PGS subtitles- The .sup file extension stands for subtitle bitmap image extracted from a Blu-ray movie; it contains subtitle text graphics that are displayed during movie playback. The .sup subtitles are encoded with PGS codec, and sometimes known as PGS subtitles. Blu-ray PGS subtitles is not so widely supported by HD media players as DVD subtitles(learn which HD player support PGS subtitles) and usually need to be converted to more common subtitle format like SRT, SSA, IDX, ASS, etc. When a Blu-ray is ripped into .m2ts streams, the .sup subtitles can be extracted by demuxing the M2TS using tsMuxer (guide).
SRT subtitles- The .srt is primarily associated to DivX, DVD and some other video formats (e.g. MKV) as external subtitle format. SRT files are text files used in video playback. Therefore, they do not contain any video data, but they include the time each subtitle should be displayed followed by the text of the subtitle.
Guide- Converting PGS .sup subtitles to .srt using SupRip (FREE TOOL).
SupRip v1.16 Download (Windows ONLY, Mac users you can have a try with this app if you’re ripping Blu-ray to Mac, which lets you convert Blu-ray .sup subtitles straightly from Blu-ray Disc)
1. Start SupRip, load the SUP file with the “Open” button.

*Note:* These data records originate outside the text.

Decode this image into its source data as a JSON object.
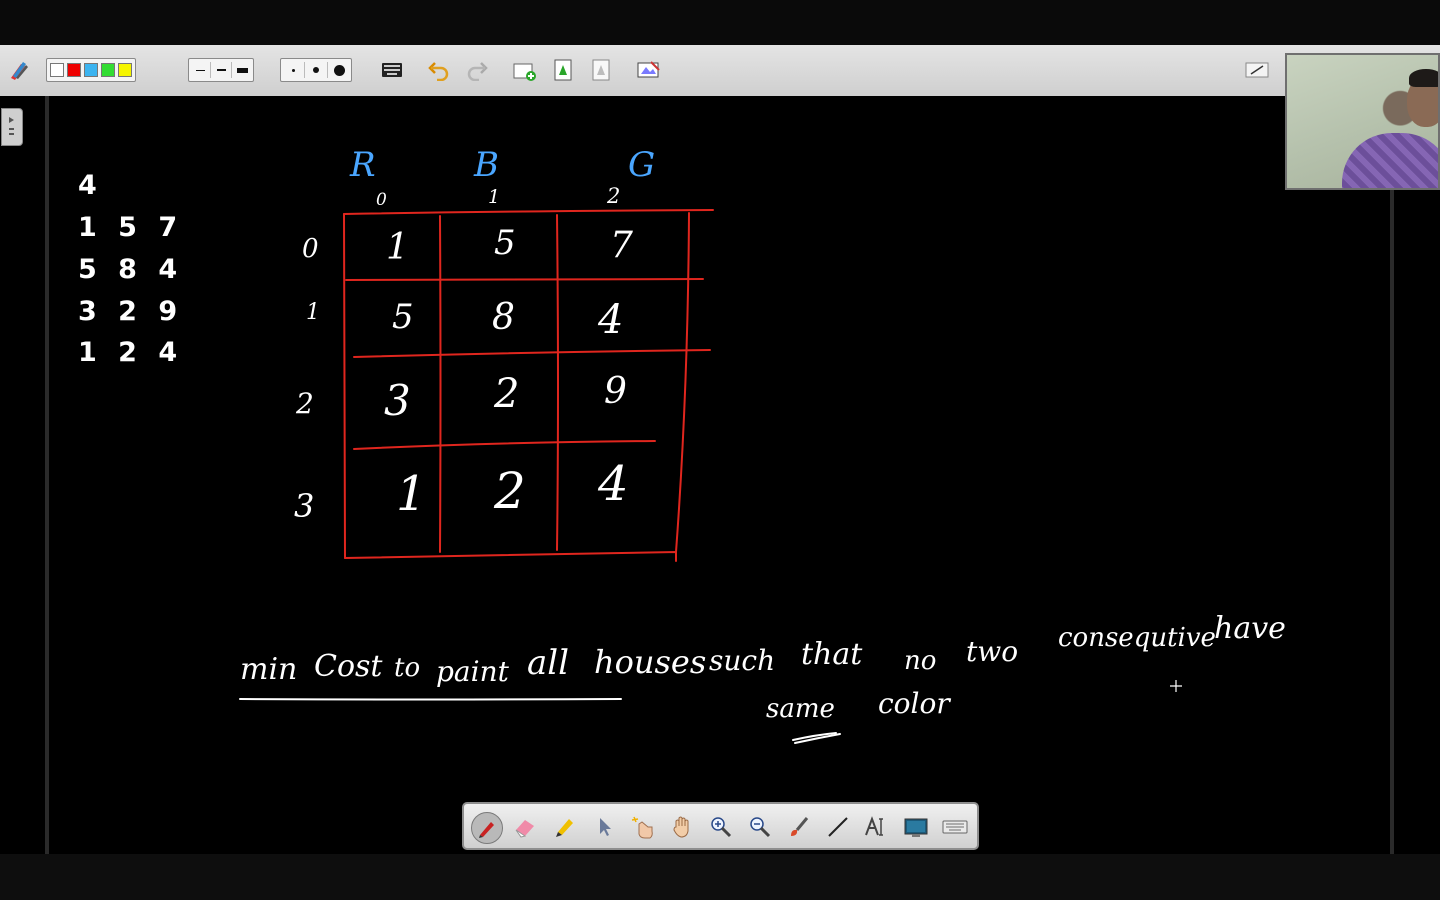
{
  "typed_input": {
    "lines": [
      "4",
      "1 5 7",
      "5 8 4",
      "3 2 9",
      "1 2 4"
    ]
  },
  "table": {
    "column_headers": [
      "R",
      "B",
      "G"
    ],
    "column_indices": [
      "0",
      "1",
      "2"
    ],
    "row_indices": [
      "0",
      "1",
      "2",
      "3"
    ],
    "rows": [
      [
        "1",
        "5",
        "7"
      ],
      [
        "5",
        "8",
        "4"
      ],
      [
        "3",
        "2",
        "9"
      ],
      [
        "1",
        "2",
        "4"
      ]
    ]
  },
  "problem": {
    "line1_words": [
      "min",
      "Cost",
      "to",
      "paint",
      "all",
      "houses",
      "such",
      "that",
      "no",
      "two",
      "consequtive",
      "have"
    ],
    "line2_words": [
      "same",
      "color"
    ]
  },
  "colors": {
    "ink": "#ffffff",
    "grid": "#e0261e",
    "header": "#4aa6ff",
    "toolbar": "#d9d9d9"
  },
  "toolbar_icons": [
    "pen-settings-icon",
    "color-palette",
    "line-width-group",
    "dot-size-group",
    "keyboard-icon",
    "undo-icon",
    "redo-icon",
    "add-page-icon",
    "next-page-icon",
    "prev-page-icon",
    "screenshot-icon",
    "minimize-icon"
  ],
  "dock_icons": [
    "pen-icon",
    "eraser-icon",
    "highlighter-icon",
    "pointer-icon",
    "magic-pointer-icon",
    "hand-icon",
    "zoom-in-icon",
    "zoom-out-icon",
    "brush-icon",
    "line-icon",
    "text-icon",
    "whiteboard-icon",
    "keyboard-icon"
  ]
}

2. Click “Auto-OCR” to automatically scan the whole file and leave any unknown characters alone.
3. Go to the SRT tab
4. Review the subtitles and statistics. Change some options there if you want.
5. Save the SRT file with the “Save” button
How to name multiple srt files so that the language shows to select:
1) name the subtitles exactly as the video stream. E.g. 00033.m2ts-> 00033.srt
2) give an id to subtitles with different languages. E.g. name English subtitles xxx.en.srt and German subtitles xxx.de.srt
What’s annoying- there are lots of spelling mistakes and indistinguishable characters when Auto-OCR is used, and you have to proof and correct them one by one.